After a sensational season of 22 weeks in Sydney,
Now touring N.S.W. Hillgrove, Uralla, Walcha,
And Tamworth to follow, with over 70 head
Of horses, 12 wagons and 500ft square of canvas.
Brilliantly illuminated, with seating for 4000.
The show is exactly the same as in Sydney, and
Travels by Road.
TO THE PUBLIC. – “BOBS,” THE Champion Buck-jumper,
is a Bay Gelding, branded ST4 on the off shoulder. Beware of Imitations.

The above advertisement appeared in the Referee on Wednesday 10 July just eight days after the showman’s death. The still shocked and adjusting show performers played at Hillgrove on the same day as the advertisement appeared, followed by performances at Uralla on the following Saturday and Walcha the next Tuesday. Harry Kennedy was still the show’s representative. The Uralla News cited that ‘Mrs J Martini’ was offering £10 to any man who can ride Bobs for one minute.

 

Change of Management

On Wednesday 17 July the Bega Budget has a one-liner in its Odds and Ends column stating that:
Martini’s buckjumping show is the be carried on by his brothers.

Particulars of Martini’s estate are decided on 24 July. William Breheney, Martini’s father, now aged 72, and in failing health, passed on responsibility of his son’s estate to Patrick, and the older brother of Martini was successful in controlling the estate. Patrick has legally recorded that he was the deceased’s oldest brother and that he had no knowledge of Martin having been married. This, of course, relegates Jessies’ position, but she dutifully kept working for the show with determination, despite Patrick’s lack of experience and ineptness. Martini’s assets were valued at £838.7.7.
Though Patrick was now the person in charge, it was Jessie who had the responsibility of the day to day running of the busy show. Without Martini as head of the business, life was getting tougher for Mrs Martini as competitors spread misinformation and came out with the traditional phrase that it was no place for a woman. Others were now using Martini’s Fun in a Stockyard, having changed the name to Fun In The Stockyard, the exchange of ‘the’ for ‘in’, avoiding infringement of copyright. Another furphy circulated claiming that Bobs had been sold. To quote what someone at the time exclaimed:
One would only have to see the horse buck to determine if it was genuine or not, as no other horse could emulate the techniques of Bobs’.

It appears that Patrick Breheney had little interest in developing any close association with the show and its operational intricacies and he showed little or no support for the battling ‘widow’. It is interesting that both the publications Referee and Stageland were supportive of Martin’s Buckjumping Show during these trying times and continued to give them coverage in their editorials and advertising.
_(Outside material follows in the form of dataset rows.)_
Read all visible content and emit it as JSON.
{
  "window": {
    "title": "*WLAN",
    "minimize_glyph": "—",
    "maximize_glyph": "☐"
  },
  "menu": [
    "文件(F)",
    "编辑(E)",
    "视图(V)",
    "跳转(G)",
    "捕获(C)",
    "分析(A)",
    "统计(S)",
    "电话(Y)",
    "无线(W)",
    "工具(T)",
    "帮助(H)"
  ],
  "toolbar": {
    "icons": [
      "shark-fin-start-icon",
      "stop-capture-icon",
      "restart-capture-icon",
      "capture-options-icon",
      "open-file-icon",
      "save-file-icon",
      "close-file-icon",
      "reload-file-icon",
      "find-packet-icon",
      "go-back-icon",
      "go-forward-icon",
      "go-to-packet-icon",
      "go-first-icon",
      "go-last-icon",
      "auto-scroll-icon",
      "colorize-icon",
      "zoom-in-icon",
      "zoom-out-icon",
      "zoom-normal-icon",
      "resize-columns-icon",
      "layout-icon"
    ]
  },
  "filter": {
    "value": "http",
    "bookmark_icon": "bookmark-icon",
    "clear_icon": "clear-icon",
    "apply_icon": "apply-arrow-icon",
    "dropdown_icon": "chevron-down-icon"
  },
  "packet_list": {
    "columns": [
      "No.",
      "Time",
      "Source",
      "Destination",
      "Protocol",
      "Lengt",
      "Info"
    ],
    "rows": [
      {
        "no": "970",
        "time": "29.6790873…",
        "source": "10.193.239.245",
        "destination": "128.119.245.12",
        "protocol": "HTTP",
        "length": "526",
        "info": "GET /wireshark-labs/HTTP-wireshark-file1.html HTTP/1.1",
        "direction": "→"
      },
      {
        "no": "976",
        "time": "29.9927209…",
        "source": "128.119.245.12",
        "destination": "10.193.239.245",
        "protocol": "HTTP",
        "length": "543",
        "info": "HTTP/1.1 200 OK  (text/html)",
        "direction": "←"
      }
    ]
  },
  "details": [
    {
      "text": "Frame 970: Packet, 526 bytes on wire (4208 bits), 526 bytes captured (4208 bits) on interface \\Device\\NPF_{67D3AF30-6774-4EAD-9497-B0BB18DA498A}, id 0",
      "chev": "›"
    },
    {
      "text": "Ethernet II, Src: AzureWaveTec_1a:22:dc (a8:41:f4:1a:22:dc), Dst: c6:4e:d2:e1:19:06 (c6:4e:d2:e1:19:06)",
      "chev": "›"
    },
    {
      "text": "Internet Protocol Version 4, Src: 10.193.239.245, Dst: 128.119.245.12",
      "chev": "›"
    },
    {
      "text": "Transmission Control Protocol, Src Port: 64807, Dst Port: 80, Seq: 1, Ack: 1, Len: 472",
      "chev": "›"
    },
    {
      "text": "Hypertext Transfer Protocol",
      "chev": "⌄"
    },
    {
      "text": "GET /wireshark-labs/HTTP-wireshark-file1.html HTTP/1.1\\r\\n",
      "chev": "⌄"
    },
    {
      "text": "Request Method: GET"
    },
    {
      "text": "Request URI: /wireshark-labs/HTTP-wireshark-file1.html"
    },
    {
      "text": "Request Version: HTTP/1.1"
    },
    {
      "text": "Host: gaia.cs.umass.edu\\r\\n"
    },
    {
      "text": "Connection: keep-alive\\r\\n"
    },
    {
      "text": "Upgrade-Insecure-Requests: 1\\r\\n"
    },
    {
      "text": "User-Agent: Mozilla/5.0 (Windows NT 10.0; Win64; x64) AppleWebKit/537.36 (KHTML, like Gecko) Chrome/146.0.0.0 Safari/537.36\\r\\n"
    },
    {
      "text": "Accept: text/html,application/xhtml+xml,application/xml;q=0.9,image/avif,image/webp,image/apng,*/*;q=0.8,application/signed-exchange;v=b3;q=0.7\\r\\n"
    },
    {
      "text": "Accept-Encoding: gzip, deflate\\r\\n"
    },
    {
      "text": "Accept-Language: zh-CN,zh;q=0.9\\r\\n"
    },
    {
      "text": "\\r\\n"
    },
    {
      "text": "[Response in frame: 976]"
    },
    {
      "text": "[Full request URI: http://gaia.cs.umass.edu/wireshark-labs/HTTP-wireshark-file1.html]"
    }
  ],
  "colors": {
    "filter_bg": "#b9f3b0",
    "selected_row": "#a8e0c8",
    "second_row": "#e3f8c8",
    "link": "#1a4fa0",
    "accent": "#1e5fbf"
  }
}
A Stageland editorial went on the attack with the headline of: Dingoes Dog a Lonely Ewe. They continued explaining how this lady was struggling to keep the show going:
… in spite of cowardly woman-baiters to injure her.